The probable transfer of 172 acres owned by the Tennessee Valley Authority at the Yellow Creek industrial site in Tishomingo County to the state of Mississippi creates another opportunity for major development at that prime location on the Tennessee River and the Tenn-Tom Waterway.
Since 1971, when TVA announced that it would build a nuclear power plant at the site, Tishomingo countians and people in Northeast Mississippi have waited for Yellow Creek’s ship to come in. So far, it has not.
After $1.2 billion in nuclear plant investment, that project was mothballed and abandoned.
That was followed by a planned advanced solid rocket motor (ASRM) for the space shuttle fleet, but after $1.5 billion invested, politics in Washington killed that project when it was 80 percent complete and the jobs it had brought in relocations by contractor employees from California.
Some smaller private-sector businesses are on the site, but it has not scored big as the home of large industries employing hundreds, if not thousands.
U.S. Sen. Thad Cochran’s and U.S. Sen. Roger Wicker’s efforts to win congressional transfer of 172 acres, if finalized, would lead to another state effort to bring major industry to the acreage. The Mississippi Development Authority would be given fuller sway in developing the site.
Companion legislation has been introduced in the U.S. House by Rep. Alan Nunnelee, R-Miss., and co-sponsored by the rest of the Mississippi delegation.
The Senate Environment and Public Works Committee voted favorably Thursday on a bill proposed by Cochran and Wicker to transfer the site at the Yellow Creek Port in Iuka from TVA to the state. The bill has the backing of TVA, the Mississippi Development Authority, the Yellow Creek Port and the Tombigbee River Valley Water Management District; all those agencies have official relationships with Yellow Creek, the port, the river and the waterway.
The boundary lines of statehood gave Mississippi few miles of shoreline on the Tennessee River. It is heavily developed with permanent residences and vacation homes, but Mississippi has barely scratched the surface in commercial and industrial development compared to Tennessee, Alabama, and Kentucky.

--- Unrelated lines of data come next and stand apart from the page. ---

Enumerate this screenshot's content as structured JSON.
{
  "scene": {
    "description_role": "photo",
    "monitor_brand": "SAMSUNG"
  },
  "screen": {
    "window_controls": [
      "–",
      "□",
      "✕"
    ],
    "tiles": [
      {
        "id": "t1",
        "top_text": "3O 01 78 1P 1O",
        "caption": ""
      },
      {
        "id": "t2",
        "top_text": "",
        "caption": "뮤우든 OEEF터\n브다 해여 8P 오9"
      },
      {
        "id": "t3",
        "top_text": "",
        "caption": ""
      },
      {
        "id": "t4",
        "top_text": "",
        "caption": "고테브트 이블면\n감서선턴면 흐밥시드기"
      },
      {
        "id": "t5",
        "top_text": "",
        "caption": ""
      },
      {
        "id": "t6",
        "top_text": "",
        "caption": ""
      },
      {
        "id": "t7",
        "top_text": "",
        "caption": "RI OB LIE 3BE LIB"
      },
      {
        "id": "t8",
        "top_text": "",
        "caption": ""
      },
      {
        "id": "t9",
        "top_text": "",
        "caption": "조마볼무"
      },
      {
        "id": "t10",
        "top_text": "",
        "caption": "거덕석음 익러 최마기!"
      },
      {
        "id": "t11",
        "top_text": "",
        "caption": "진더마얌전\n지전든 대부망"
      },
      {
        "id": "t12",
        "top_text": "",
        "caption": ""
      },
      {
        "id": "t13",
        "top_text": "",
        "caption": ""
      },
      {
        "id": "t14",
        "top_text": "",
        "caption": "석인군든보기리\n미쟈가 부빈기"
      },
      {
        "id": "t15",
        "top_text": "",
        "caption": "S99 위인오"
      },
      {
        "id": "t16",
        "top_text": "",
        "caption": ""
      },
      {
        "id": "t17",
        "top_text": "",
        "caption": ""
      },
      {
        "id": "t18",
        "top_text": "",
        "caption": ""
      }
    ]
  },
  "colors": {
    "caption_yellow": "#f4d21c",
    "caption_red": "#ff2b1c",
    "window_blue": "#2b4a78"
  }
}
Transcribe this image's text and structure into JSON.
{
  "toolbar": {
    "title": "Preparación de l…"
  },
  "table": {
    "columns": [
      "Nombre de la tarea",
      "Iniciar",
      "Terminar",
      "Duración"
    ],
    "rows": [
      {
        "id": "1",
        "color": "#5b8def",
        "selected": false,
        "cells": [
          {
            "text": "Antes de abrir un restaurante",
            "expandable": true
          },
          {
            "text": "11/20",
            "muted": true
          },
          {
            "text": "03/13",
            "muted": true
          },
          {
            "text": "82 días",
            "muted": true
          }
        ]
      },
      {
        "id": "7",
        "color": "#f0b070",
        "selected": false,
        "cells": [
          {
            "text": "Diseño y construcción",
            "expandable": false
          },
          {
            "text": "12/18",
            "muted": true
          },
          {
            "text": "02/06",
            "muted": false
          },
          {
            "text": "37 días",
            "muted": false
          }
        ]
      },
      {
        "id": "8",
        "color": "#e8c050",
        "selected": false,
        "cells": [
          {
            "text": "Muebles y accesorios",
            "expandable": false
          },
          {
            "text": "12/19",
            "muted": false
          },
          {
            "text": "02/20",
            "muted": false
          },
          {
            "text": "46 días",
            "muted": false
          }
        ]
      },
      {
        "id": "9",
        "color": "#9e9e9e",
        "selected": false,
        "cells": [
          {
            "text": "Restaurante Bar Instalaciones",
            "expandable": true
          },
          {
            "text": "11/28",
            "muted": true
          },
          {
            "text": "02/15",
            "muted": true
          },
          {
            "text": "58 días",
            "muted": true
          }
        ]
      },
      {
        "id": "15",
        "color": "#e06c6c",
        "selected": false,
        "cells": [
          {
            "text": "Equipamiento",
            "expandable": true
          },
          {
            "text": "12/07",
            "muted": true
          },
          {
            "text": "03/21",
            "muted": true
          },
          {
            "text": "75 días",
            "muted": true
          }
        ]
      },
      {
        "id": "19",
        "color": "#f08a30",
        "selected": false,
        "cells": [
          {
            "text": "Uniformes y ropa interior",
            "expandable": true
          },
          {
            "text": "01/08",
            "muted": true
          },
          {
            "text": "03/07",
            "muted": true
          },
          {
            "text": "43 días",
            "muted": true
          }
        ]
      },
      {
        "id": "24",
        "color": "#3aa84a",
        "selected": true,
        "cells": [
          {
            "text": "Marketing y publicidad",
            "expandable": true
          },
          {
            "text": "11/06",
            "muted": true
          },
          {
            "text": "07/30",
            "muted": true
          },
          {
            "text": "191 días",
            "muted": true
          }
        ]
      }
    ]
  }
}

The transfer of 172 valuable acres from the Tennessee Valley Authority provides another opportunity for Mississippi to increase shoreline assets with substantial employment and investment.